What matters is that you manage to keep the suspense to the end, in the sense that the alternative conclusions remain somehow relevant. This means that you must take an effort to keep the alternative conclusions alive, rather than doing away with them too easily - the pitfall of setting up a straw man as your antiposition. Just like Romeo and Juliet cannot simply do away with their families (because their social future and ultimately their entire fate depends on those very families; the families have power, and thus remain relevant and consequential until the end!), the story about the airport scanners needs to be spiced, until the end, with smaller and larger details about how they are privacy-friendly - even if this privacy-friendliness is in the end outweighed by the privacy problems.

Even if you don't manage to write your argument or analysis as a literary story, it will probably help to think of it in these terms. Why should my reader care to keep on reading until the end? Partly, this has of course to do with simply having an original message, rather than worn-out platitudes. You cannot build a story on those (you can only tell that Romeo and Juliet are in love). But even in finding an original message, searching for the conflict-driven story behind it is the first step to making that message worth reading.

References and further reading

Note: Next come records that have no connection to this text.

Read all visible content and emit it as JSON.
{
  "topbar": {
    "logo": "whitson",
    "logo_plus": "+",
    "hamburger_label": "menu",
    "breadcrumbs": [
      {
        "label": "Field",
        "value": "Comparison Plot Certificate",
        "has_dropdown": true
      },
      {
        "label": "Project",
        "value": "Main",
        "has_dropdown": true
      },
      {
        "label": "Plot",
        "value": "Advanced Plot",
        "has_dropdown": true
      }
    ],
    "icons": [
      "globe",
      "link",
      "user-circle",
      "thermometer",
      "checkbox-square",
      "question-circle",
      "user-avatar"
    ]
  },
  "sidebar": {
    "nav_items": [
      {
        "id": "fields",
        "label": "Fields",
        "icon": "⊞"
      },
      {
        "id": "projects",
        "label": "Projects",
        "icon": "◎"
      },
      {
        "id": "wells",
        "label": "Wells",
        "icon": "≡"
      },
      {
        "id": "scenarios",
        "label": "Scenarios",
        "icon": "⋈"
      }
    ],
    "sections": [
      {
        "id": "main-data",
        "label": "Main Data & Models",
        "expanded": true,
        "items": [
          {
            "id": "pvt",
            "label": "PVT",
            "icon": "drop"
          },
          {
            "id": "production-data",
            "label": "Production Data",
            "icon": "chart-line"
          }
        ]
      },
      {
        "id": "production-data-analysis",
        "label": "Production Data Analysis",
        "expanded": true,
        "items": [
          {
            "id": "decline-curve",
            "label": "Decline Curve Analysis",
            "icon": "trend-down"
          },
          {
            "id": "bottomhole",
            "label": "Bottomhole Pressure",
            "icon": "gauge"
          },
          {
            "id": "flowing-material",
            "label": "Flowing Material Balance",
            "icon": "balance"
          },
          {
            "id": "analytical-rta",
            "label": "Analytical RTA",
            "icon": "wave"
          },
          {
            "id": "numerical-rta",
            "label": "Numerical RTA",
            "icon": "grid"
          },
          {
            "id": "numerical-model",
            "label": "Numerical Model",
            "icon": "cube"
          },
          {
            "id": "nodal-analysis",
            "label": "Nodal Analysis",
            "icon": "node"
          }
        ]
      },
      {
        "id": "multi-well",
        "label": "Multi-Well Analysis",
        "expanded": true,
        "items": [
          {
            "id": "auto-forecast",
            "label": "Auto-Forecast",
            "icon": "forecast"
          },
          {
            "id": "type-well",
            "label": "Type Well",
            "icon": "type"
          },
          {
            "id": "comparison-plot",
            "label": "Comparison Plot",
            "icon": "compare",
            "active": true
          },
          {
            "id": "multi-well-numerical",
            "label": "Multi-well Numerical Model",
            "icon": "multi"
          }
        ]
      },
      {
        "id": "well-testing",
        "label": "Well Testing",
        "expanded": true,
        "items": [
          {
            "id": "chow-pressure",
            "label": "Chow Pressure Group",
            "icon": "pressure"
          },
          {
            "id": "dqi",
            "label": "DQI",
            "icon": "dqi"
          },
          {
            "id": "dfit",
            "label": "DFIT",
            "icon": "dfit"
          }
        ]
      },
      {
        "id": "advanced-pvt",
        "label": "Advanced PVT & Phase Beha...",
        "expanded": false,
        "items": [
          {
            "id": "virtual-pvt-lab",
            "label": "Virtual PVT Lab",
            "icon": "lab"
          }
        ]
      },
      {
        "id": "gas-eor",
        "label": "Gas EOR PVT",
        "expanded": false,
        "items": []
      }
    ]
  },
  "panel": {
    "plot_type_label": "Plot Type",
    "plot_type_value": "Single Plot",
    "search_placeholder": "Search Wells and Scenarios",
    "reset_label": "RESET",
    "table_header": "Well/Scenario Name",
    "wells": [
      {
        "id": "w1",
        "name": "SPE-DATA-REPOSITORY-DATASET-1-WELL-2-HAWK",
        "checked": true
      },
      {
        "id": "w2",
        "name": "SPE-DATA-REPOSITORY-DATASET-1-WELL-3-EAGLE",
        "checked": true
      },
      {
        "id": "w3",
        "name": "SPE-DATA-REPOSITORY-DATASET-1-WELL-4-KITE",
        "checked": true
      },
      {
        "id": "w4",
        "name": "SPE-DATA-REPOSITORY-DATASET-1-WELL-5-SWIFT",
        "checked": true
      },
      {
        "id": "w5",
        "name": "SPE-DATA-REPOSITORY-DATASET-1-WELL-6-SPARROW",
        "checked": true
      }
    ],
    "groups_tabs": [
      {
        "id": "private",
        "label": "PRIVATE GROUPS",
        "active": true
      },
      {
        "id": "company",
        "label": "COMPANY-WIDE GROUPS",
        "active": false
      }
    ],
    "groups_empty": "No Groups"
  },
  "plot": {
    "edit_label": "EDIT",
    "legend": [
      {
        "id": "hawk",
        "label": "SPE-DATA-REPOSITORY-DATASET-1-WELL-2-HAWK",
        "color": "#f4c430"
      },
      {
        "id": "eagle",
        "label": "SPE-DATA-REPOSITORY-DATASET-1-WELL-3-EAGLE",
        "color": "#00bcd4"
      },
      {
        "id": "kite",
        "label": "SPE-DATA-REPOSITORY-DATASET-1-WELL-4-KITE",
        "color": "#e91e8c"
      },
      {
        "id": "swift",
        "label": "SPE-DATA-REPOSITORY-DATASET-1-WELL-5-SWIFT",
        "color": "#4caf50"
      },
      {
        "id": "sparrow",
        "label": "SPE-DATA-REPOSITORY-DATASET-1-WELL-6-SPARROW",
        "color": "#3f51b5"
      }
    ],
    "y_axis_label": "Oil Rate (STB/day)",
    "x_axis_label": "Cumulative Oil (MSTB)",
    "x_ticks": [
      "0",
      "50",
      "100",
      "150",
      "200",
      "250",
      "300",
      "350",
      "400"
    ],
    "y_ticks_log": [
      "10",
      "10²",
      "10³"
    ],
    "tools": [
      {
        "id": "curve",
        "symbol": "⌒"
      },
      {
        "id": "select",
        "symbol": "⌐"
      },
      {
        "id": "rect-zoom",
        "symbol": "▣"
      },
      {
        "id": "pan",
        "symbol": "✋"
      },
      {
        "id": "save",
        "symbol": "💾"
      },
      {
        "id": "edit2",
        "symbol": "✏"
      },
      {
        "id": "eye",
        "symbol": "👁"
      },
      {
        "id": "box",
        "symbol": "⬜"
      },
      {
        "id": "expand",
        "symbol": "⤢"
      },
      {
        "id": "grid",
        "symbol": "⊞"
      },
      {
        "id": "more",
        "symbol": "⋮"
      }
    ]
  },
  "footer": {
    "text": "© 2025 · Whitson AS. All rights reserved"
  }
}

I have personally learned a lot from Stephen King's On Writing: A Memoir of the Craft. Also, the 8 rules of creative writing by Kurt Vonnegut are a classic and reproduced countlessly everywhere on the net. Especially the 5th one, to start as close to the end as possible, relates closely to the building of tension and keeping open multiple ends. The simple idea that conflict involves having multiple endings was surgically installed in my brain by Mike Sowden. The example of body scanners is taken from my own research, which I conducted together with Irma van der Ploeg.